Tesla’s plans in the autonomous vehicle space are fascinating to consider. The most interesting piece for this player is the data that they’ve collected to date. They’ve got a fair number of cars out on the road, and even if only a small fraction of the overall miles driven in those cars have the Autopilot driving assistance software engaged — that’s still a great deal of data. And with shadow mode enabled, Tesla is able to capture far more data for verification and validation purposes (i.e. what the autonomous car should do, versus what it would do).

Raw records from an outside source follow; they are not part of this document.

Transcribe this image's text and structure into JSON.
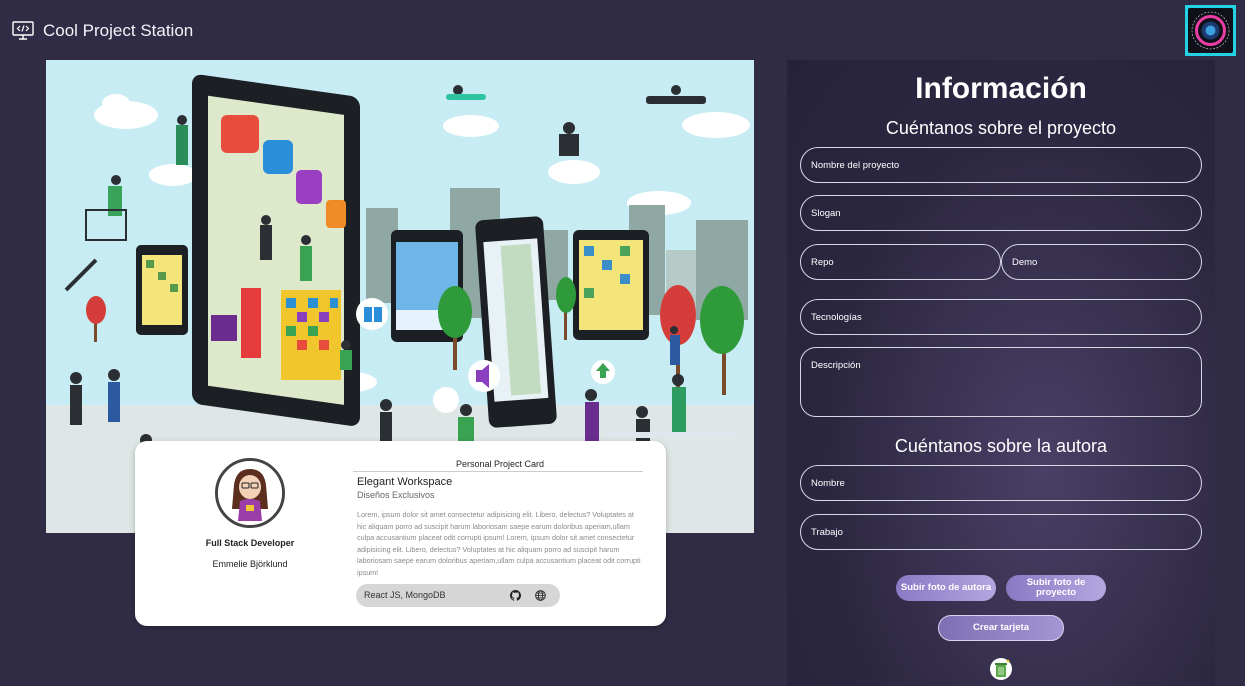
{
  "header": {
    "title": "Cool Project Station",
    "badge_colors": {
      "frame": "#23d2e3",
      "ring": "#e93fa4"
    }
  },
  "card": {
    "label": "Personal Project Card",
    "job": "Full Stack Developer",
    "name": "Emmelie Björklund",
    "project_name": "Elegant Workspace",
    "slogan": "Diseños Exclusivos",
    "description": "Lorem, ipsum dolor sit amet consectetur adipisicing elit. Libero, delectus? Voluptates at hic aliquam porro ad suscipit harum laboriosam saepe earum doloribus aperiam,ullam culpa accusantium placeat odit corrupti ipsum! Lorem, ipsum dolor sit amet consectetur adipisicing elit. Libero, delectus? Voluptates at hic aliquam porro ad suscipit harum laboriosam saepe earum doloribus aperiam,ullam culpa accusantium placeat odit corrupti ipsum!",
    "technologies": "React JS, MongoDB",
    "icons": [
      "github-icon",
      "globe-icon"
    ]
  },
  "form": {
    "title": "Información",
    "project_section": "Cuéntanos sobre el proyecto",
    "author_section": "Cuéntanos sobre la autora",
    "fields": {
      "project_name": "Nombre del proyecto",
      "slogan": "Slogan",
      "repo": "Repo",
      "demo": "Demo",
      "technologies": "Tecnologías",
      "description": "Descripción",
      "author_name": "Nombre",
      "job": "Trabajo"
    },
    "buttons": {
      "upload_author": "Subir foto de autora",
      "upload_project": "Subir foto de proyecto",
      "create": "Crear tarjeta"
    },
    "accent_color": "#8a79c4"
  }
}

What’s unclear is Tesla’s aspirations for autonomy. My sense is that Tesla is really focused on building an aesthetic electric vehicle that fits in with being an energy company (solar panels, battery packs, etc.), and that driver assistance is a nice add on to upsell as part of the vehicle. The company today is still not using lidar, which I suspect has less to do with BOM costs, and more to do with the fact that it ruins the car’s aesthetic in its current form factor. In my opinion though, that’s a signal that L4 capabilities are simply less important to Tesla.
Delphi made noise late last year when the company purchased NuTonomy for ~$450M. This was a strong message that Tiers 1s were not going to be left behind in the race to self-driving dominance. It’s highly likely that these players (Continental, Magna, etc.) consider elements such as software controls, mapping, validation, etc. to be components of the car that the Tier 1s themselves should be producing and selling to OEMs.
There are many layers in the autonomous stack that will likely move to more modularized services sooner. Whoever solves these areas will stand to reap the benefits, and these players could end up becoming a new vintage of Tier 1s in their own right. Some areas of potential opportunity for faster modularization include:
As discussed above, autonomous systems are coming. And they’re coming to other categories faster than to the road. Ultimately, getting L4 systems on the road is going to be a longer time horizon because the failure case is so extremely high. If something goes wrong with a self-driving vehicle at high speeds, mortality is a very real possibility.
As the technology gets cheaper (lidar costs being cut in half, etc.) and more performant (image classification rapidly improving, etc.), many of the engineering innovations such as sensory, motion planning, and control from autonomous cars are spilling over into other verticals. I suspect that we’ll see a massive acceleration of automation play out in other industries sooner.
These markets will materialize faster because the failure case here is far safer: if a delivery robot accidentally bumps into something while going ~3 mph, a package of glasses might break, but the likelihood of serious injury to a person is extremely low. In fact, I wouldn’t be surprised if many of the software control players going after L4 today move down market into the automated transport of goods for last mile delivery, as that market is likely to materialize before the automated transport of people.
In either case, the self-driving race is going to be incredibly fun to watch play out over the next decade and beyond. The stakes are high, but countless other industry categories are going to benefit immensely from autonomous systems. Hopefully we’ll see a slew of great new companies built in the process. If you’re building one of those companies now, we at GGV would love to speak with you.
Jason Costa is currently a Venture Partner at GGV Capital. This post is part of an ongoing series aimed at exploring topics such as consumer product development, platform analysis, and strategy.